**EXERCISE:** Check each line of the listing for the word "JSON" and report the ones that have it.
::: DATASET CONTENT
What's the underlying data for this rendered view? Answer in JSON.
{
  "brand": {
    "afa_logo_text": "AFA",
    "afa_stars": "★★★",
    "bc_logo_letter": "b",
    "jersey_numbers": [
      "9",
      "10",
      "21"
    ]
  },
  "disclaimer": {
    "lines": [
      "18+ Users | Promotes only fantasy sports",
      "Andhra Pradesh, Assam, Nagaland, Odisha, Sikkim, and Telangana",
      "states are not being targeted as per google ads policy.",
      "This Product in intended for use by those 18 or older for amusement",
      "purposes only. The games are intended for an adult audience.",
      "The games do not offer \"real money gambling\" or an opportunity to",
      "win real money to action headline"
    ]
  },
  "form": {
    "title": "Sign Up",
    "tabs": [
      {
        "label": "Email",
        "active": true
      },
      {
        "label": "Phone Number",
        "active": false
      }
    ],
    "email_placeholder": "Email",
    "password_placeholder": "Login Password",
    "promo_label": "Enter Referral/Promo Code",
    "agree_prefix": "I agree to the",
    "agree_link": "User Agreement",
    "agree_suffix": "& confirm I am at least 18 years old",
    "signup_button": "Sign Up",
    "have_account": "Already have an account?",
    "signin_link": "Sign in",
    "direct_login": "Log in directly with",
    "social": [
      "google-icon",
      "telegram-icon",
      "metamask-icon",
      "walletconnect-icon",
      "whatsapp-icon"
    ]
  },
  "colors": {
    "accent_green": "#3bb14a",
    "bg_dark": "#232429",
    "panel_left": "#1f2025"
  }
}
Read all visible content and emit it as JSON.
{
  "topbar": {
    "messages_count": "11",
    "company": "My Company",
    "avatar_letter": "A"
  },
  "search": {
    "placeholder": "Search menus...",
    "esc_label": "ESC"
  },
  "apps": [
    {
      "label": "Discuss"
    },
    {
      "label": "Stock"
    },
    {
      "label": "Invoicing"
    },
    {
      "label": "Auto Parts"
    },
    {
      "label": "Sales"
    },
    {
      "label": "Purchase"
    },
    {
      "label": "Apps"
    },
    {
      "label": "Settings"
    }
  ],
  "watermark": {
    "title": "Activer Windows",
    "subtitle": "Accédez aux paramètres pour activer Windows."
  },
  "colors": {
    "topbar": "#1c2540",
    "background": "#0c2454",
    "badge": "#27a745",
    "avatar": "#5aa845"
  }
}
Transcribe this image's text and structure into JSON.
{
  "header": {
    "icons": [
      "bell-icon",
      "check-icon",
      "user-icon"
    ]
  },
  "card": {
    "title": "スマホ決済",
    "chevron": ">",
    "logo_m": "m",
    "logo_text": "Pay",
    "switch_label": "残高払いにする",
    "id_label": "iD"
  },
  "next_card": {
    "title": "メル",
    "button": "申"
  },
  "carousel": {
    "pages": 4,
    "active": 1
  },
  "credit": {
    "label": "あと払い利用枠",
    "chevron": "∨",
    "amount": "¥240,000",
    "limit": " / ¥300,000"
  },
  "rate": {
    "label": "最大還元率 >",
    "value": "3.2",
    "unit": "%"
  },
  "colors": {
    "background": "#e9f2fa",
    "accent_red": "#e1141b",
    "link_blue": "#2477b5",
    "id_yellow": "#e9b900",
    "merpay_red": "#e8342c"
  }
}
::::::
**WRITTEN RESPONSE:**
What's the underlying data for this rendered view? Answer in JSON.
Read all visible content and emit it as JSON.
Transcribe this image's text and structure into JSON.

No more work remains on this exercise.